── STORED DATA ──
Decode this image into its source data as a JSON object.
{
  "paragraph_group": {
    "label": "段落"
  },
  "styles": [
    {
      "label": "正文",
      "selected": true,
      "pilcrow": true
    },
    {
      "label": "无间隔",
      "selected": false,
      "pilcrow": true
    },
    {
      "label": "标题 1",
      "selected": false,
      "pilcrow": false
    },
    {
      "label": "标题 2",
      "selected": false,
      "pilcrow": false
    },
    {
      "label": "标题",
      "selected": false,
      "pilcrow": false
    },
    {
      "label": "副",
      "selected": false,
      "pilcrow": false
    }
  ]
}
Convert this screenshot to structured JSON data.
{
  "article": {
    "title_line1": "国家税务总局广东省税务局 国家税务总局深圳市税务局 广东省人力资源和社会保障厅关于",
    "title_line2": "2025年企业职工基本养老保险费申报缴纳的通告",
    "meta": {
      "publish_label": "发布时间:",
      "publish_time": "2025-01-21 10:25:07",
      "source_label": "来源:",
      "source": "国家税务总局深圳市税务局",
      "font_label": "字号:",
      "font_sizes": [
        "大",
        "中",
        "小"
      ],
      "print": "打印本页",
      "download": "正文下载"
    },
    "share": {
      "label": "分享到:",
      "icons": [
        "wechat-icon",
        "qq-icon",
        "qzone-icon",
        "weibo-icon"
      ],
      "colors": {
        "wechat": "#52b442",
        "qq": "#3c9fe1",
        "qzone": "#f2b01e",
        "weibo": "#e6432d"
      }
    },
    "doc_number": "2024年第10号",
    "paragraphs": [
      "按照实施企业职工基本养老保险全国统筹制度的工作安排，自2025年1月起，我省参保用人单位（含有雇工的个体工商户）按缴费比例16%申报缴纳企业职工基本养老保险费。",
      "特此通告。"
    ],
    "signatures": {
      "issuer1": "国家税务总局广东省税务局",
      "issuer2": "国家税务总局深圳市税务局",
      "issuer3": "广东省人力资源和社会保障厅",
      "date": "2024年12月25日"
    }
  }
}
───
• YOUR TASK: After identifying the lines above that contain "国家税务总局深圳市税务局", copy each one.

• ANSWER BOX:
    "title_line1": "国家税务总局广东省税务局 国家税务总局深圳市税务局 广东省人力资源和社会保障厅关于",
      "source": "国家税务总局深圳市税务局",
      "issuer2": "国家税务总局深圳市税务局",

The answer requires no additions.